Self-touch, or self-massage, can be an invaluable aid in learning about the unique sensitivities of your body. Often a concentration on genital involvement leaves vast areas of pleasure and arousal unexplored. Many approaches to sexual therapy include a recommendation that individuals and couples deliberately avoid stimulating the genitals for a period of time in order that the sensations in other body parts can be appreciated.* All the fuss and furor, and guilt, and secretiveness about masturbation testify to a fear of the body in general, and of pleasure in particular. For many, the guilt learned in childhood endures. Kids - both boys and girls - generally play with their own genitals because it feels good! Yet, because parents are embarrassed by these behaviors, they often stop the child's touching with slaps, harsh words, and demeaning looks. While our culture encourages pleasure seeking in some domains, and advertises it everywhere, self-initiated pleasure in sex is still considered suspect or somehow inferior. Perhaps it has to do with a work ethic that attaches a price to pleasure, or that presents it as a reward for service. Some of us actually harbor guilt in experiencing joy and other good feelings.†
*McCarthy, B., and E. McCarthy. , Sexual Awareness: Couple Sexuality for the Twenty-First Century
(Carroll and Graf, 2002); and Davis, M., The Sex-Starved Marriage: Boosting Your Marriage Libido: A Couple's Guide

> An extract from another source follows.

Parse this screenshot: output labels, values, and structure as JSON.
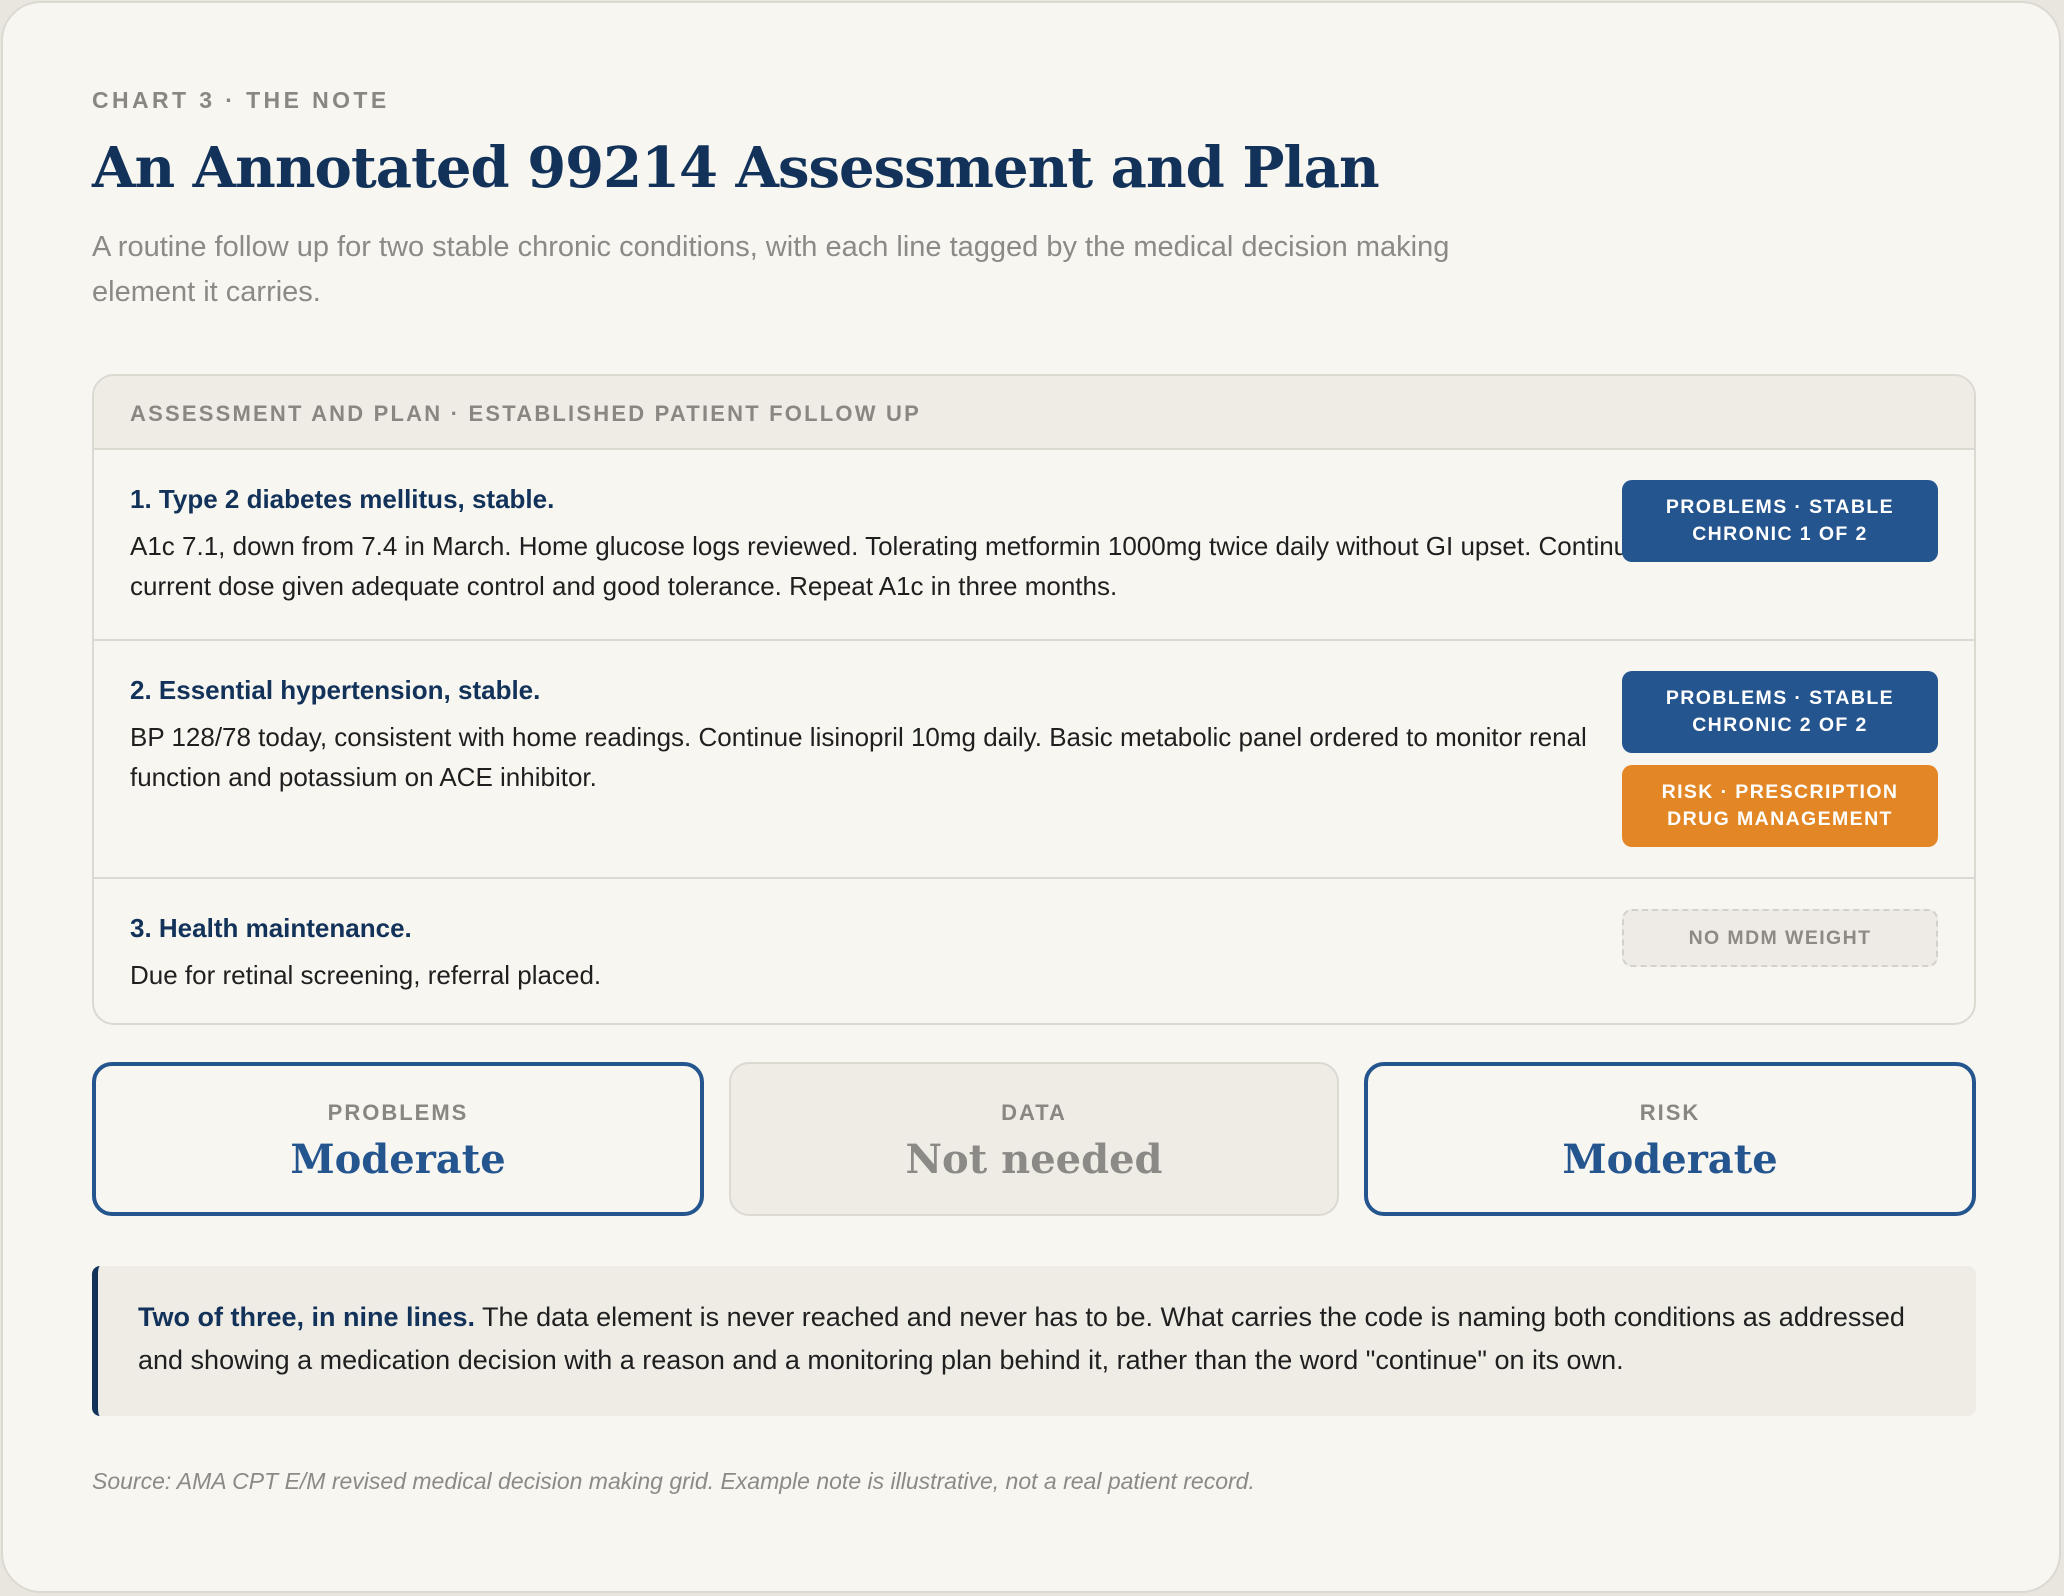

(Simon and Schuster, 2004).
† Laquerr, T., Solitary Sex: A History of Masturbation